So to summarise, the Aikido-Yoga practitioner first learns to discipline mind and body utilising very specific, time-tested yogic methods. This is very closely followed by learning to store and direct subtle internal life-force energy by the practice of very specific time-tested yogic breathing and mental focus methods together with the practice of an unwavering focus to direct that life-force energy to expand into infinity from the epicentre of the “hara”. With the nurturing help of their training partners, the practice of Aikido-Yoga in this way facilitates the Aikido-Yoga practitioner’s personal journey of self-discovery and induces states of great joy, gratitude, wisdom and reverence for the life we are all experiencing together here on earth as humanity.
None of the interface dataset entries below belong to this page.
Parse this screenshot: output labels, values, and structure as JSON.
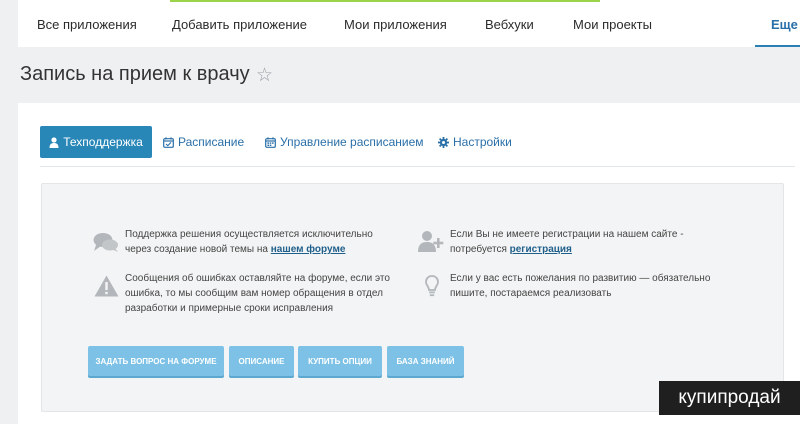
{
  "topnav": {
    "items": [
      {
        "label": "Все приложения"
      },
      {
        "label": "Добавить приложение"
      },
      {
        "label": "Мои приложения"
      },
      {
        "label": "Вебхуки"
      },
      {
        "label": "Мои проекты"
      }
    ],
    "more_label": "Еще",
    "more_caret": "▾"
  },
  "page": {
    "title": "Запись на прием к врачу",
    "star": "☆"
  },
  "tabs": [
    {
      "label": "Техподдержка",
      "icon": "user-icon",
      "active": true
    },
    {
      "label": "Расписание",
      "icon": "calendar-check-icon"
    },
    {
      "label": "Управление расписанием",
      "icon": "calendar-icon"
    },
    {
      "label": "Настройки",
      "icon": "gear-icon"
    }
  ],
  "support": {
    "forum": {
      "line1": "Поддержка решения осуществляется исключительно",
      "line2": "через создание новой темы на ",
      "link": "нашем форуме"
    },
    "register": {
      "line1": "Если Вы не имеете регистрации на нашем сайте -",
      "line2": "потребуется ",
      "link": "регистрация"
    },
    "errors": {
      "line1": "Сообщения об ошибках оставляйте на форуме, если это",
      "line2": "ошибка, то мы сообщим вам номер обращения в отдел",
      "line3": "разработки и примерные сроки исправления"
    },
    "wishes": {
      "line1": "Если у вас есть пожелания по развитию — обязательно",
      "line2": "пишите, постараемся реализовать"
    },
    "buttons": [
      {
        "label": "ЗАДАТЬ ВОПРОС НА ФОРУМЕ"
      },
      {
        "label": "ОПИСАНИЕ"
      },
      {
        "label": "КУПИТЬ ОПЦИИ"
      },
      {
        "label": "БАЗА ЗНАНИЙ"
      }
    ]
  },
  "watermark": "купипродай",
  "colors": {
    "accent": "#2987b8",
    "button": "#7dc2e6",
    "link": "#2a6fa8",
    "nav_highlight": "#9bd34a"
  }
}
On a practical level, the continuous flowing Aikido-Yoga practice in this manner physically produces sufficient heat, oxygenation and circulation to effectively and efficiently eliminate toxins, improve the body’s immune system, flexibility and overall vitality. However, just as importantly, on a more subtle, esoteric level, the inwardly directed focus, mental concentration and emotional stamina being developed by the Aikido-Yoga practitioner prepares the individual for the vital discipline and joyous practice of fearless introspection and timeless meditation.
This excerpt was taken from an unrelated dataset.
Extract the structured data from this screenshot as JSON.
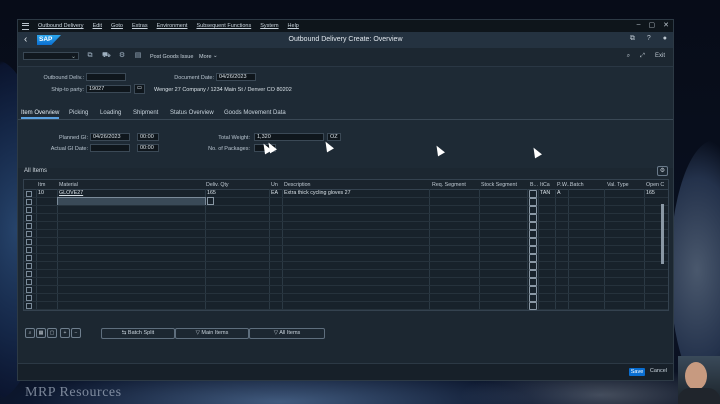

There are many, many more subtle and infinitely more complex and dynamic psychological and physiological aspects of Aikido-Yoga that can only really be examined and understood through direct experiential learning experiences along a personal journey of self-discovery. The strong and succinct message here, however, is that:- just as challenging yoga postures offer the yoga practitioner enough physiological pressure to disrupt their “bandhas”, calm composure, mental focus, breathing and balance; each specific empty-hand and weapons movement of Aikido is also required to be performed with exactly the same “bandhas”, calm composure, mental focus, physiological balance and yogic breathing while dealing with the pressure offered to you by your training partners (“ukes”) throughout the execution of each martial technique.
The personal journey of self-discovery and associated self-transformation is what makes the Aikido… Yoga. It is also what makes the Yoga in the practice of Aikido palpable and tangible to every Aikido-Yoga practitioner. Without this understanding and correct practice, yoga would be just stretching and Aikido would be just a technically proficient demonstration of specific martial arts techniques. Aikido-Yoga, therefore, offers this training to a new generation of evolved martial artists and as a divine gift from the heart of each Aikido-Yoga practitioner to one another.